offers separate areas for kids, teens, and parents, each providing
age-appropriate information that the child or parent can understand. You can
sign up to get weekly emails about your area of interest.
National Heart, Lung, and Blood Institute
P.O. Box 30105
Bethesda, MD 20824-0105
The U.S. National Heart, Lung, and Blood Institute
(NHLBI) information center offers information and publications about preventing
Diseases affecting the heart and circulation, such as heart
attacks, high cholesterol, high blood pressure, peripheral artery disease, and
heart problems present at birth (congenital heart diseases).
Diseases that affect the lungs, such as asthma, chronic
obstructive pulmonary disease (COPD), emphysema, sleep apnea, and
Diseases that affect the blood, such as anemia,
hemochromatosis, hemophilia, thalassemia, and von Willebrand disease.
National Hemophilia Foundation (NHF)
116 West 32nd Street, 11th Floor
New York, NY 10001
The National Hemophilia Foundation (NHF) is dedicated to the cures
of inherited bleeding disorders and the prevention and treatment of their
complications through education, advocacy, and research. The NHF has chapters
throughout the country and a communications network that brings health
professionals and the public the latest news about bleeding disorders. NHF's
Web site provides information on the nature, symptoms, and treatments of many
World Federation of Hemophilia
1425 René Lévesque Boulevard West
Montréal, QC H3G 1T7 Canada
The World Federation of Hemophilia works to introduce, improve,
and maintain care for people with hemophilia and related bleeding disorders
around the world. The WFH provides various health care development programs and

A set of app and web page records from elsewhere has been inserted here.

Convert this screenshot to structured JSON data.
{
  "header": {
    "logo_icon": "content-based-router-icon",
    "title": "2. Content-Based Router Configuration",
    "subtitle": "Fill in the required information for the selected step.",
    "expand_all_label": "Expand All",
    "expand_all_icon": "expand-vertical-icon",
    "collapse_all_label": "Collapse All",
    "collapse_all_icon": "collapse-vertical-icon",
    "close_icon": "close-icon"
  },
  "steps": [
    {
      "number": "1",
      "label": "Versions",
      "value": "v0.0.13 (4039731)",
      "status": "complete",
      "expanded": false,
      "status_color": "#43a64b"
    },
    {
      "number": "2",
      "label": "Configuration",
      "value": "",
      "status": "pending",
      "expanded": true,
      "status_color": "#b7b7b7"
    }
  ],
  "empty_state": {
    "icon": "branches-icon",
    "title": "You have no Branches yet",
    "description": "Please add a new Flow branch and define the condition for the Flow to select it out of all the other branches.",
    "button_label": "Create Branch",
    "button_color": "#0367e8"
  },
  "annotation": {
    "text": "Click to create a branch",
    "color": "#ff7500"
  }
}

publications. The Web site provides general information on the disease, as well
as research updates. Links to other organizations and further research
resources are also listed.
Chitlur M, Kulkarni R (2011). Hemophilia and related bleeding disorders. In ET Bope et al., eds., Conn's Current Therapy 2011, pp. 428–434. Philadelphia: Saunders.
How this information was developed to help you make better health decisions.